* PROBLEM TO SOLVE
Pictures stay out. Everything else in the listing below gets written out exactly.

* SOURCE MATERIAL

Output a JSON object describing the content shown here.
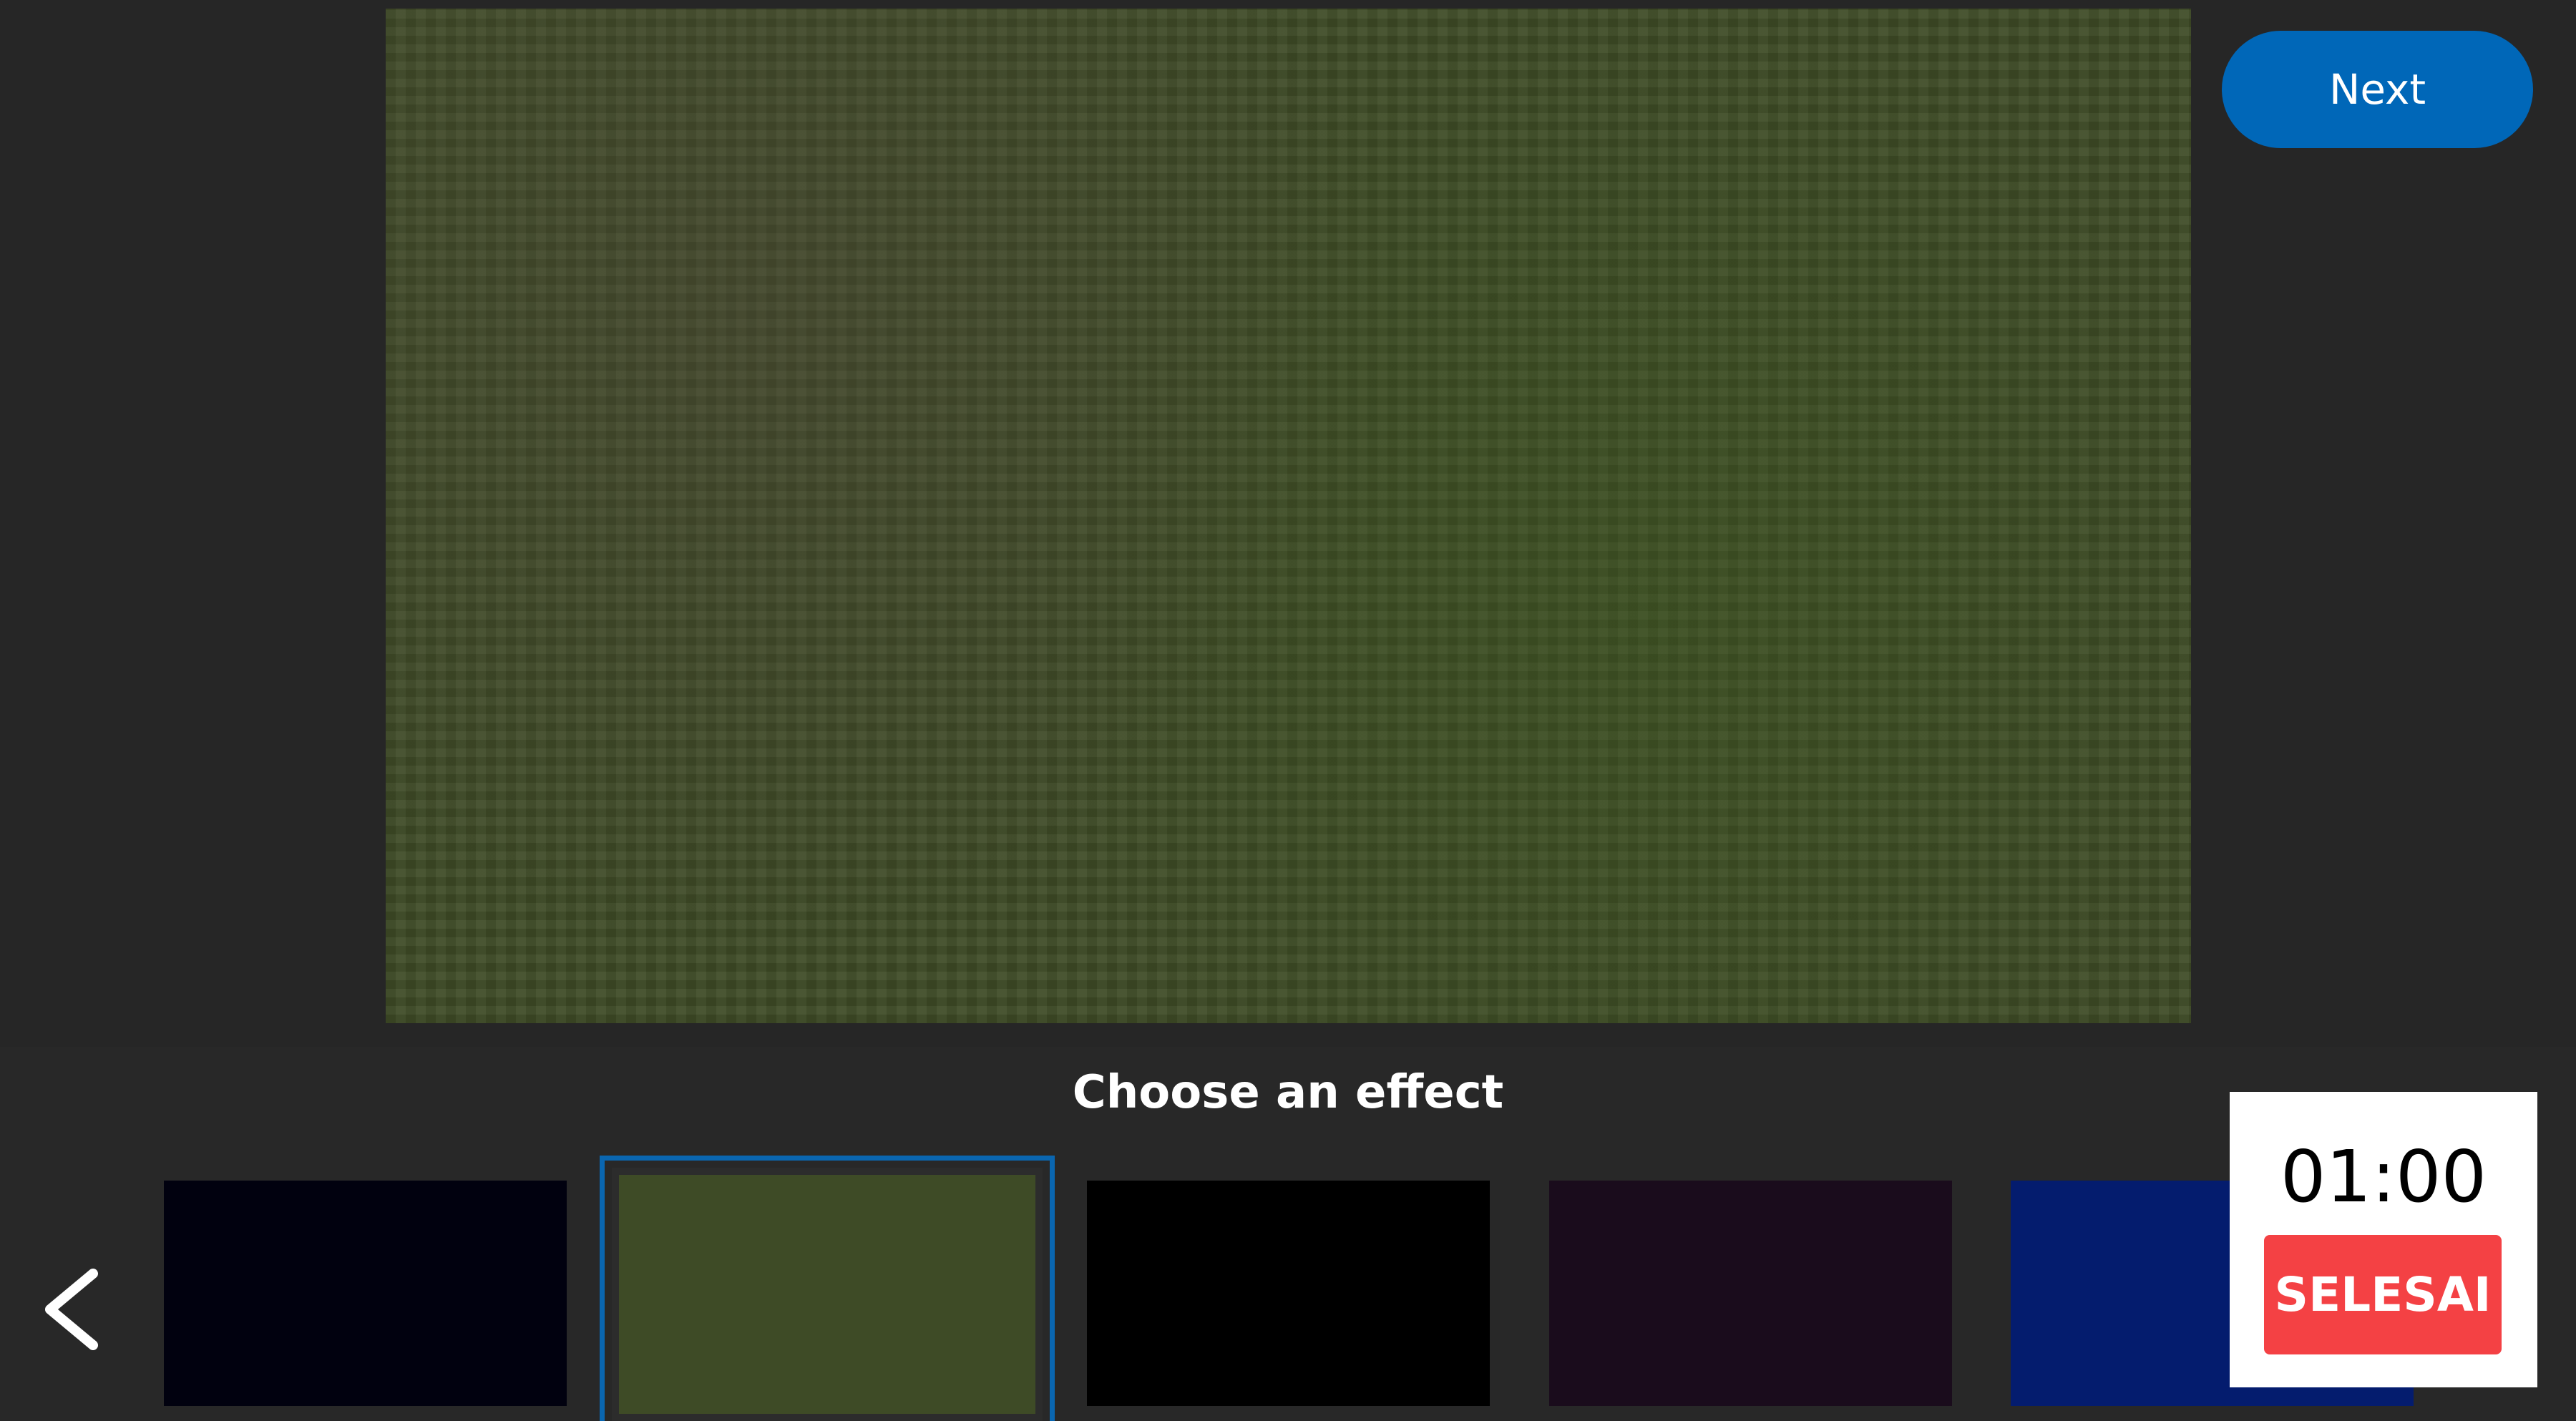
{
  "toolbar": {
    "next_label": "Next"
  },
  "effects_panel": {
    "title": "Choose an effect",
    "thumbnails": [
      {
        "name": "effect-1",
        "color": "#01010f",
        "selected": false
      },
      {
        "name": "effect-2",
        "color": "#3e4b26",
        "selected": true
      },
      {
        "name": "effect-3",
        "color": "#000000",
        "selected": false
      },
      {
        "name": "effect-4",
        "color": "#1a0c1c",
        "selected": false
      },
      {
        "name": "effect-5",
        "color": "#041c6e",
        "selected": false
      }
    ]
  },
  "timer": {
    "value": "01:00",
    "finish_label": "SELESAI"
  },
  "colors": {
    "accent": "#0067b8",
    "finish": "#f44144",
    "background": "#262626",
    "selected_outline": "#0a66b0"
  },
  "icons": {
    "back": "chevron-left-icon"
  }
}
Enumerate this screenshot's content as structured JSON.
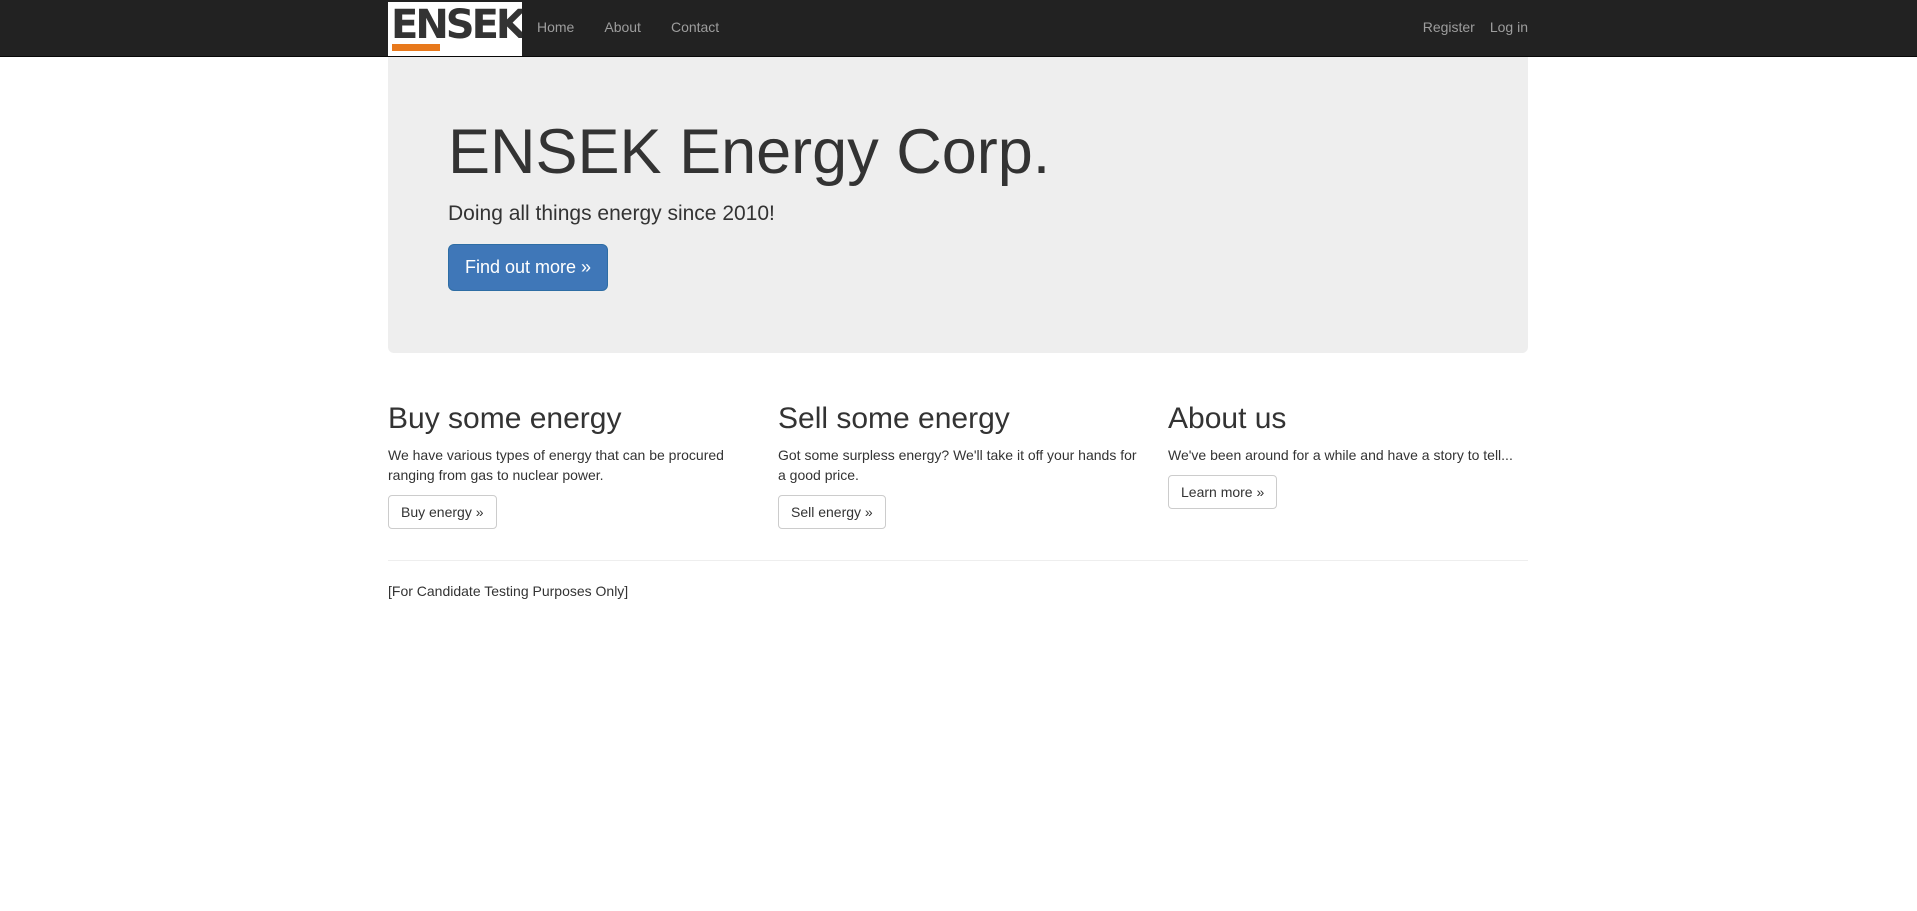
{
  "navbar": {
    "brand": "ENSEK",
    "brand_accent_color": "#e8791c",
    "left_links": [
      {
        "label": "Home"
      },
      {
        "label": "About"
      },
      {
        "label": "Contact"
      }
    ],
    "right_links": [
      {
        "label": "Register"
      },
      {
        "label": "Log in"
      }
    ]
  },
  "hero": {
    "title": "ENSEK Energy Corp.",
    "lead": "Doing all things energy since 2010!",
    "button_label": "Find out more »",
    "button_color": "#3f77b8"
  },
  "columns": [
    {
      "heading": "Buy some energy",
      "text": "We have various types of energy that can be procured ranging from gas to nuclear power.",
      "button_label": "Buy energy »"
    },
    {
      "heading": "Sell some energy",
      "text": "Got some surpless energy? We'll take it off your hands for a good price.",
      "button_label": "Sell energy »"
    },
    {
      "heading": "About us",
      "text": "We've been around for a while and have a story to tell...",
      "button_label": "Learn more »"
    }
  ],
  "footer": {
    "text": "[For Candidate Testing Purposes Only]"
  }
}
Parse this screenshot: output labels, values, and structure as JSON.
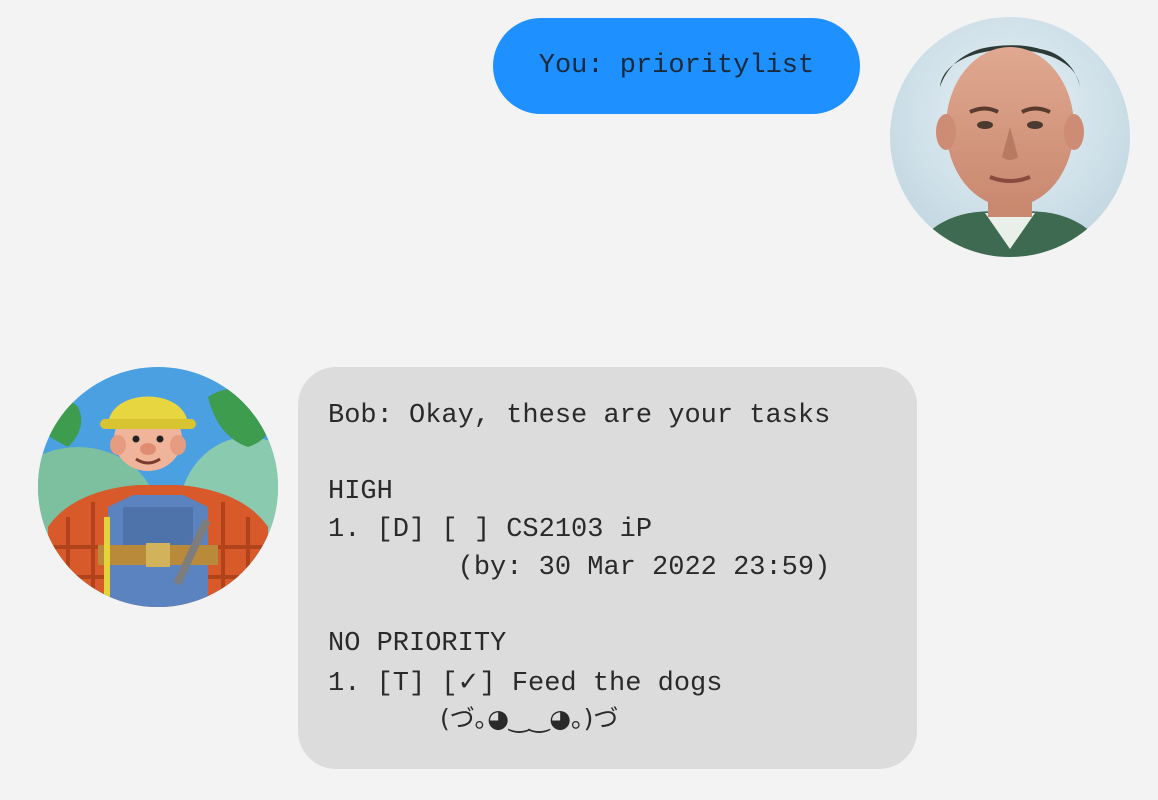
{
  "user_message": {
    "text": "You: prioritylist",
    "accent": "#1e90ff"
  },
  "user_avatar": {
    "icon": "user-portrait-avatar"
  },
  "bot_avatar": {
    "icon": "builder-bob-avatar"
  },
  "bot_message": {
    "header": "Bob: Okay, these are your tasks",
    "high_label": "HIGH",
    "high_task_line": "1. [D] [ ] CS2103 iP",
    "high_task_deadline": "        (by: 30 Mar 2022 23:59)",
    "none_label": "NO PRIORITY",
    "none_task_prefix": "1. [T] [",
    "none_task_check": "✓",
    "none_task_suffix": "] Feed the dogs",
    "kaomoji": "(づ｡◕‿‿◕｡)づ",
    "bubble_color": "#dcdcdc"
  }
}
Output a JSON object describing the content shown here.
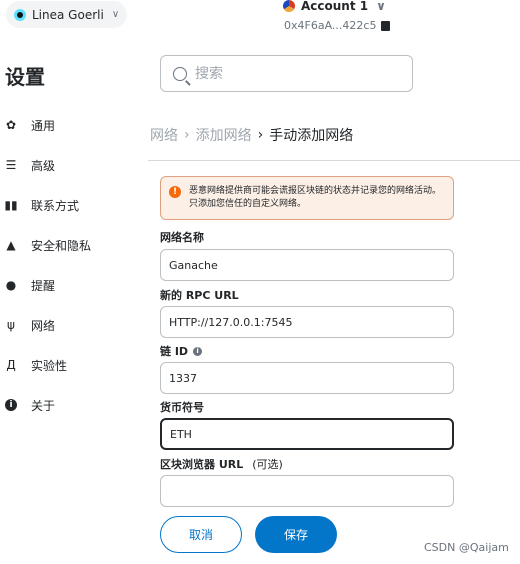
{
  "header": {
    "network_label": "Linea Goerli",
    "account_name": "Account 1",
    "account_address": "0x4F6aA...422c5"
  },
  "settings_title": "设置",
  "sidebar": {
    "items": [
      {
        "label": "通用",
        "icon": "gear-icon"
      },
      {
        "label": "高级",
        "icon": "sliders-icon"
      },
      {
        "label": "联系方式",
        "icon": "book-icon"
      },
      {
        "label": "安全和隐私",
        "icon": "lock-icon"
      },
      {
        "label": "提醒",
        "icon": "bell-icon"
      },
      {
        "label": "网络",
        "icon": "plug-icon"
      },
      {
        "label": "实验性",
        "icon": "flask-icon"
      },
      {
        "label": "关于",
        "icon": "info-icon"
      }
    ]
  },
  "search": {
    "placeholder": "搜索"
  },
  "breadcrumb": {
    "first": "网络",
    "second": "添加网络",
    "current": "手动添加网络",
    "separator": "›"
  },
  "warning": {
    "text": "恶意网络提供商可能会谎报区块链的状态并记录您的网络活动。只添加您信任的自定义网络。"
  },
  "form": {
    "network_name_label": "网络名称",
    "network_name_value": "Ganache",
    "rpc_url_label": "新的 RPC URL",
    "rpc_url_value": "HTTP://127.0.0.1:7545",
    "chain_id_label": "链 ID",
    "chain_id_value": "1337",
    "currency_symbol_label": "货币符号",
    "currency_symbol_value": "ETH",
    "explorer_url_label": "区块浏览器 URL",
    "explorer_url_optional": "(可选)",
    "explorer_url_value": ""
  },
  "buttons": {
    "cancel": "取消",
    "save": "保存"
  },
  "watermark": "CSDN @Qaijam",
  "colors": {
    "accent": "#0376c9",
    "warning_bg": "#fbefe6",
    "warning_icon": "#f66a0a"
  }
}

* RESULT
Output a JSON object describing the content shown here.
{
  "toolbar": {
    "next_label": "Next"
  },
  "effects_panel": {
    "title": "Choose an effect",
    "thumbnails": [
      {
        "name": "effect-1",
        "color": "#01010f",
        "selected": false
      },
      {
        "name": "effect-2",
        "color": "#3e4b26",
        "selected": true
      },
      {
        "name": "effect-3",
        "color": "#000000",
        "selected": false
      },
      {
        "name": "effect-4",
        "color": "#1a0c1c",
        "selected": false
      },
      {
        "name": "effect-5",
        "color": "#041c6e",
        "selected": false
      }
    ]
  },
  "timer": {
    "value": "01:00",
    "finish_label": "SELESAI"
  },
  "colors": {
    "accent": "#0067b8",
    "finish": "#f44144",
    "background": "#262626",
    "selected_outline": "#0a66b0"
  },
  "icons": {
    "back": "chevron-left-icon"
  }
}
Enumerate this screenshot's content as structured JSON.
{
  "navbar": {
    "brand": "ENSEK",
    "brand_accent_color": "#e8791c",
    "left_links": [
      {
        "label": "Home"
      },
      {
        "label": "About"
      },
      {
        "label": "Contact"
      }
    ],
    "right_links": [
      {
        "label": "Register"
      },
      {
        "label": "Log in"
      }
    ]
  },
  "hero": {
    "title": "ENSEK Energy Corp.",
    "lead": "Doing all things energy since 2010!",
    "button_label": "Find out more »",
    "button_color": "#3f77b8"
  },
  "columns": [
    {
      "heading": "Buy some energy",
      "text": "We have various types of energy that can be procured ranging from gas to nuclear power.",
      "button_label": "Buy energy »"
    },
    {
      "heading": "Sell some energy",
      "text": "Got some surpless energy? We'll take it off your hands for a good price.",
      "button_label": "Sell energy »"
    },
    {
      "heading": "About us",
      "text": "We've been around for a while and have a story to tell...",
      "button_label": "Learn more »"
    }
  ],
  "footer": {
    "text": "[For Candidate Testing Purposes Only]"
  }
}
Parse this screenshot: output labels, values, and structure as JSON.
{
  "user_message": {
    "text": "You: prioritylist",
    "accent": "#1e90ff"
  },
  "user_avatar": {
    "icon": "user-portrait-avatar"
  },
  "bot_avatar": {
    "icon": "builder-bob-avatar"
  },
  "bot_message": {
    "header": "Bob: Okay, these are your tasks",
    "high_label": "HIGH",
    "high_task_line": "1. [D] [ ] CS2103 iP",
    "high_task_deadline": "        (by: 30 Mar 2022 23:59)",
    "none_label": "NO PRIORITY",
    "none_task_prefix": "1. [T] [",
    "none_task_check": "✓",
    "none_task_suffix": "] Feed the dogs",
    "kaomoji": "(づ｡◕‿‿◕｡)づ",
    "bubble_color": "#dcdcdc"
  }
}
Output a JSON object describing the content shown here.
{
  "header": {
    "network_label": "Linea Goerli",
    "account_name": "Account 1",
    "account_address": "0x4F6aA...422c5"
  },
  "settings_title": "设置",
  "sidebar": {
    "items": [
      {
        "label": "通用",
        "icon": "gear-icon"
      },
      {
        "label": "高级",
        "icon": "sliders-icon"
      },
      {
        "label": "联系方式",
        "icon": "book-icon"
      },
      {
        "label": "安全和隐私",
        "icon": "lock-icon"
      },
      {
        "label": "提醒",
        "icon": "bell-icon"
      },
      {
        "label": "网络",
        "icon": "plug-icon"
      },
      {
        "label": "实验性",
        "icon": "flask-icon"
      },
      {
        "label": "关于",
        "icon": "info-icon"
      }
    ]
  },
  "search": {
    "placeholder": "搜索"
  },
  "breadcrumb": {
    "first": "网络",
    "second": "添加网络",
    "current": "手动添加网络",
    "separator": "›"
  },
  "warning": {
    "text": "恶意网络提供商可能会谎报区块链的状态并记录您的网络活动。只添加您信任的自定义网络。"
  },
  "form": {
    "network_name_label": "网络名称",
    "network_name_value": "Ganache",
    "rpc_url_label": "新的 RPC URL",
    "rpc_url_value": "HTTP://127.0.0.1:7545",
    "chain_id_label": "链 ID",
    "chain_id_value": "1337",
    "currency_symbol_label": "货币符号",
    "currency_symbol_value": "ETH",
    "explorer_url_label": "区块浏览器 URL",
    "explorer_url_optional": "(可选)",
    "explorer_url_value": ""
  },
  "buttons": {
    "cancel": "取消",
    "save": "保存"
  },
  "watermark": "CSDN @Qaijam",
  "colors": {
    "accent": "#0376c9",
    "warning_bg": "#fbefe6",
    "warning_icon": "#f66a0a"
  }
}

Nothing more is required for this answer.